One of my quirkier philosophical views is that the most pressing question in metaphysics, and perhaps all of philosophy, is how to distinguish between disjunctive and non-disjunctive predicates in the special sciences. This might look like a relatively technical problem of no interest to anyone. But I suspect that the question is important to all sorts of issues, as well as being one of those unhappy problems that no one seems to even have a beginning of a solution to. One of the issues that it’s important to was raised by Brad DeLong yesterday. He was wondering why John Campbell might accept the following two claims.
- There is an important and unbridgeable gulf between our notions of physical causation and our notions of psychological causation.

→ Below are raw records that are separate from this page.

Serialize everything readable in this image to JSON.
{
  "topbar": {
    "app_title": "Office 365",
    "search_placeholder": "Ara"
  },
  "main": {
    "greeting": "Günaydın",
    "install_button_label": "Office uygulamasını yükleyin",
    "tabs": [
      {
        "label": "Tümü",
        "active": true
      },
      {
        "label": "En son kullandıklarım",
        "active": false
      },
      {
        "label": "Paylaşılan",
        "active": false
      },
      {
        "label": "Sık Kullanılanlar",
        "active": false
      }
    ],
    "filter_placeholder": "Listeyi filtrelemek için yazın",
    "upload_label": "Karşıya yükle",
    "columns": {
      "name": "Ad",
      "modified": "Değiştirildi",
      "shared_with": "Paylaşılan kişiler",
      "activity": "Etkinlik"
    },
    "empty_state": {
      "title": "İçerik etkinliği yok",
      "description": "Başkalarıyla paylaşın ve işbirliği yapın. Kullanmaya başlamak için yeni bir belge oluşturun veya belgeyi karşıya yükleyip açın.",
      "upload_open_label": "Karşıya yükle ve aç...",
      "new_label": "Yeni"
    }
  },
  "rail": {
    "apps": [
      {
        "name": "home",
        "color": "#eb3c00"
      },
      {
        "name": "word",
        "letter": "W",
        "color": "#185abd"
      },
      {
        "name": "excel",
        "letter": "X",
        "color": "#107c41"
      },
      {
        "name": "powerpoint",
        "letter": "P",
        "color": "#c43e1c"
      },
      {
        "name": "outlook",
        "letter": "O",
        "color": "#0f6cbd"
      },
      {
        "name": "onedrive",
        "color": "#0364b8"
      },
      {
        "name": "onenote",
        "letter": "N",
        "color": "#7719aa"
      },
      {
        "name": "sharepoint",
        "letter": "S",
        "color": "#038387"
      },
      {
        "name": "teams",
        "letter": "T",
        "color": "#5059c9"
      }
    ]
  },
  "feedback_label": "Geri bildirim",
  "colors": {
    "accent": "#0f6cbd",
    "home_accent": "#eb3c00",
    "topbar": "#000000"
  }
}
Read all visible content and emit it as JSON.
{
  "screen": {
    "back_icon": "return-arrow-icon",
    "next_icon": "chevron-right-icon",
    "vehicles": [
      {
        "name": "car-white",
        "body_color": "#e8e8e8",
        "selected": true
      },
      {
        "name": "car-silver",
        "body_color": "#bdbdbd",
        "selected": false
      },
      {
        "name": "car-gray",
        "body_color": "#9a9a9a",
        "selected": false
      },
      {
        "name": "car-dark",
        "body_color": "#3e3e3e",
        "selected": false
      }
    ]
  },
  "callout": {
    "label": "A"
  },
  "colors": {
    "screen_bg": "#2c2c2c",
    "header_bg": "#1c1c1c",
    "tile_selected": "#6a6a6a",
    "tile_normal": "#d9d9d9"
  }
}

- Martian physicists—intelligences vast, cool, and unsympathetic with no notions of human psychology or psychological causation—could not understand why, could not put their finger on physical variables and factors explaining why, the fifty or so of us assemble in the Seaborg Room Monday at lunch time during the spring semester.

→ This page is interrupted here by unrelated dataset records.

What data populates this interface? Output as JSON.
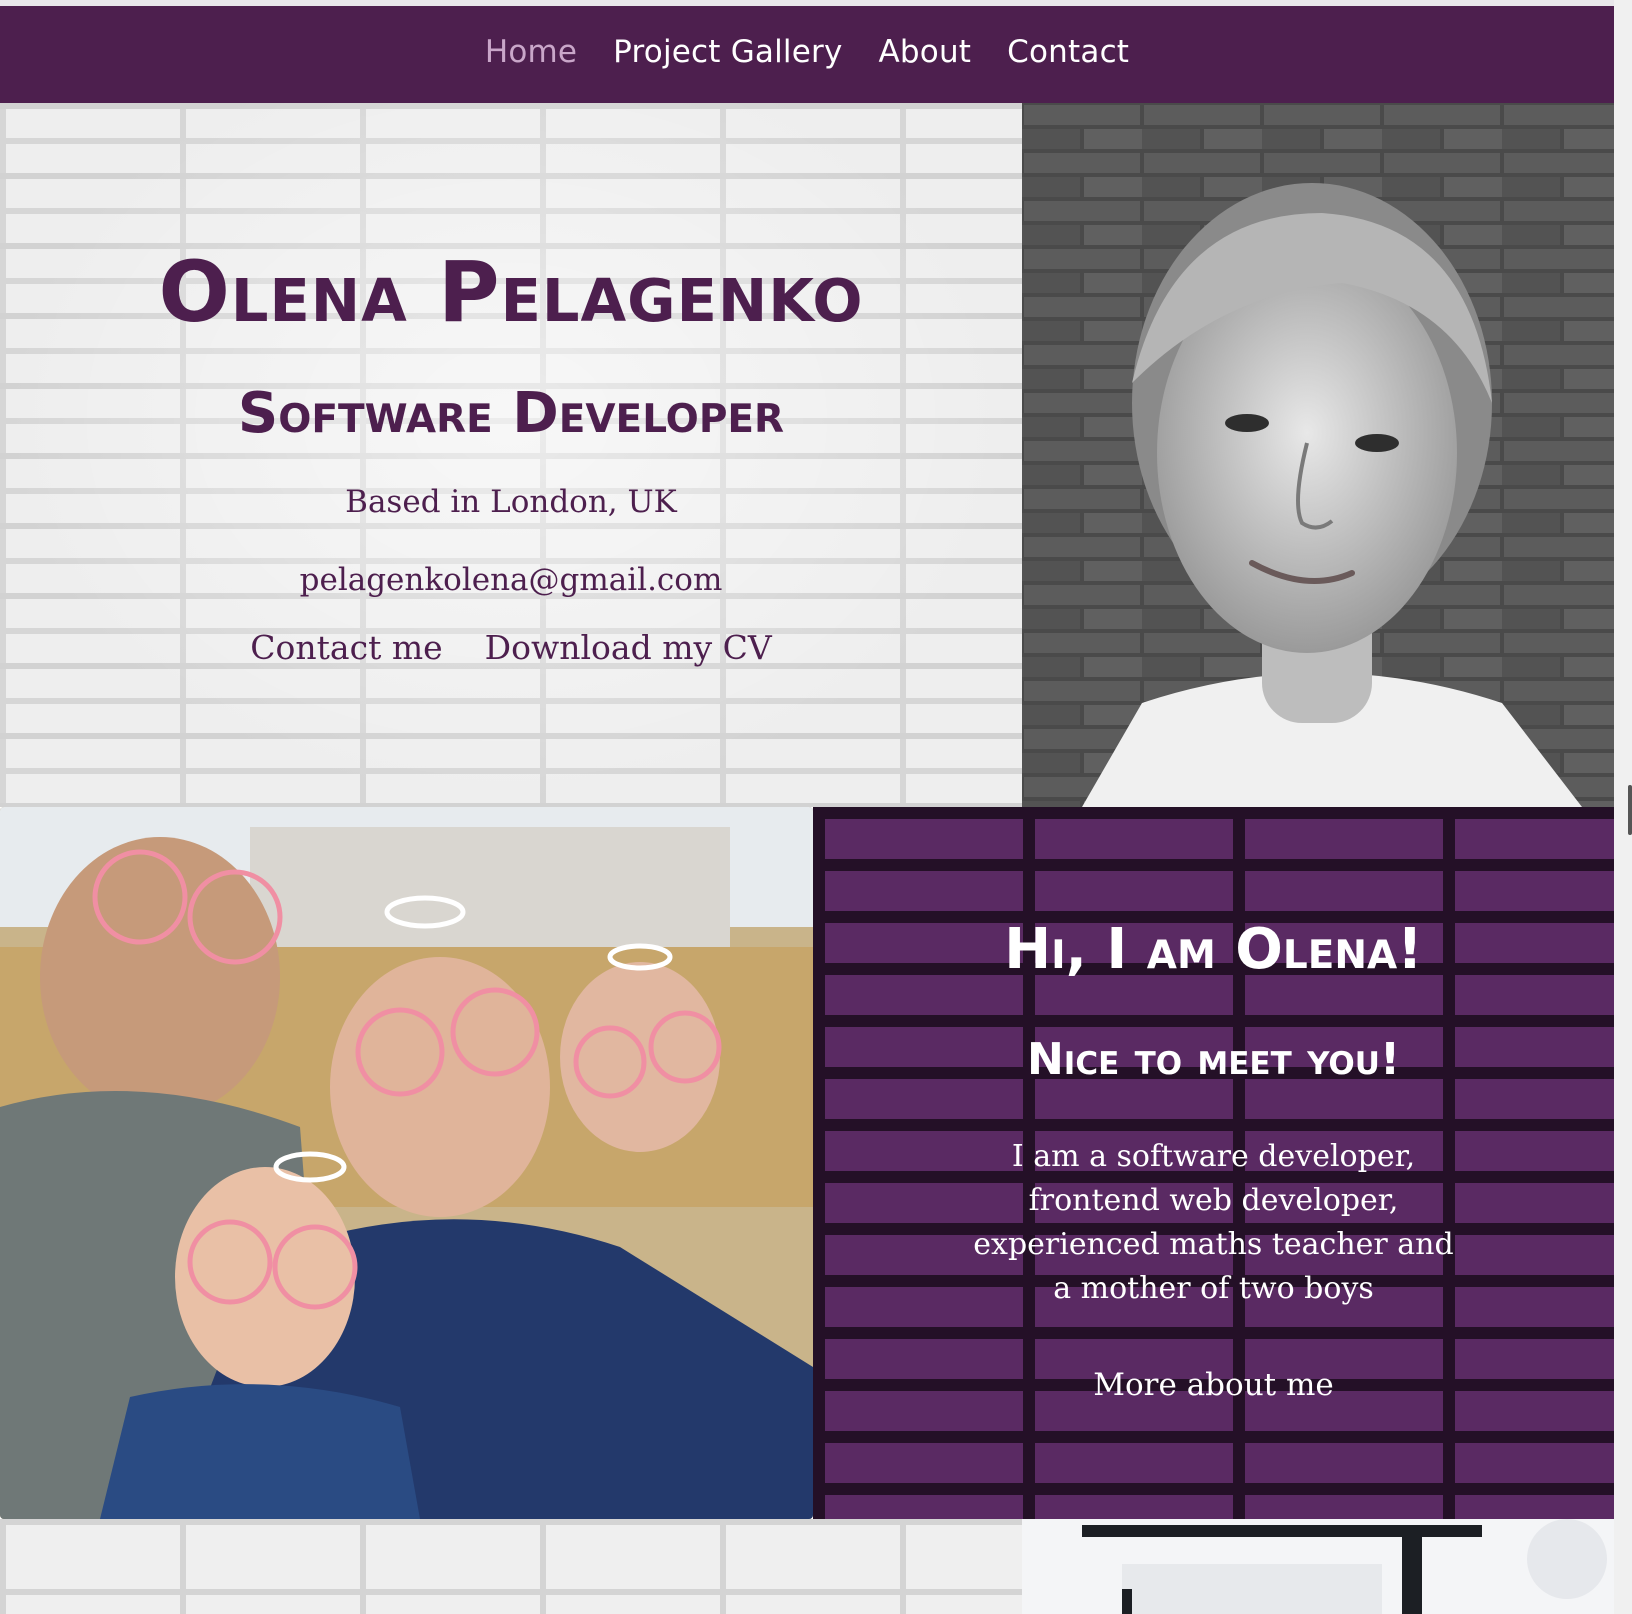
{
  "nav": {
    "items": [
      {
        "label": "Home",
        "active": true
      },
      {
        "label": "Project Gallery",
        "active": false
      },
      {
        "label": "About",
        "active": false
      },
      {
        "label": "Contact",
        "active": false
      }
    ]
  },
  "hero": {
    "name": "Olena Pelagenko",
    "role": "Software Developer",
    "location": "Based in London, UK",
    "email": "pelagenkolena@gmail.com",
    "contact_link": "Contact me",
    "cv_link": "Download my CV"
  },
  "intro": {
    "greeting": "Hi, I am Olena!",
    "subtitle": "Nice to meet you!",
    "bio": "I am a software developer, frontend web developer, experienced maths teacher and a mother of two boys",
    "more_link": "More about me"
  },
  "colors": {
    "brand": "#4d1f4e",
    "nav_active": "#c9a6c9",
    "intro_bg": "#5a2a63"
  }
}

I don’t know why Campbell accepts these claims. And I certainly don’t want to accept them. But I do know of one good reason to accept them, one that worries me no end some days. The short version involves the conjunction of the following two claims.

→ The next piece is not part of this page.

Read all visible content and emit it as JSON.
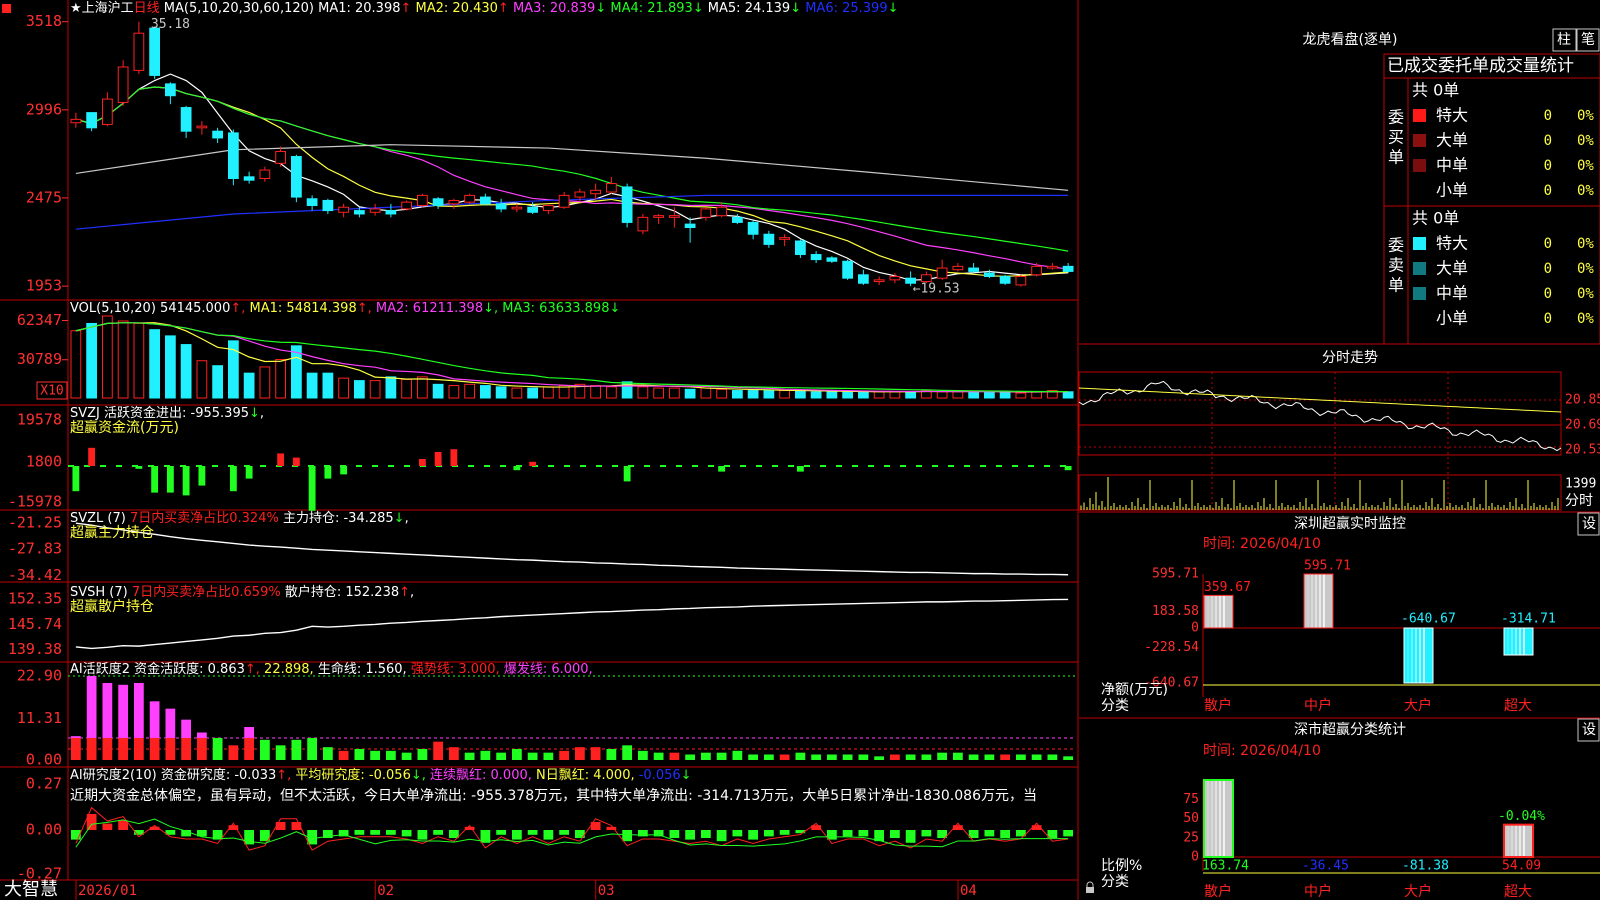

- Understanding a phenomenon involves being able to explain it in relatively broad, but non-disjunctive, terms.
- Just what terms are non-disjunctive might not be knowable to someone who only knows what the Martian physicists know, namely the microphysics of the universe.
The long version is below the fold. (This is cross-posted to CT, so I’ve filled in more of the background than I usually would here.)
Continue reading “Martians and the Gruesome”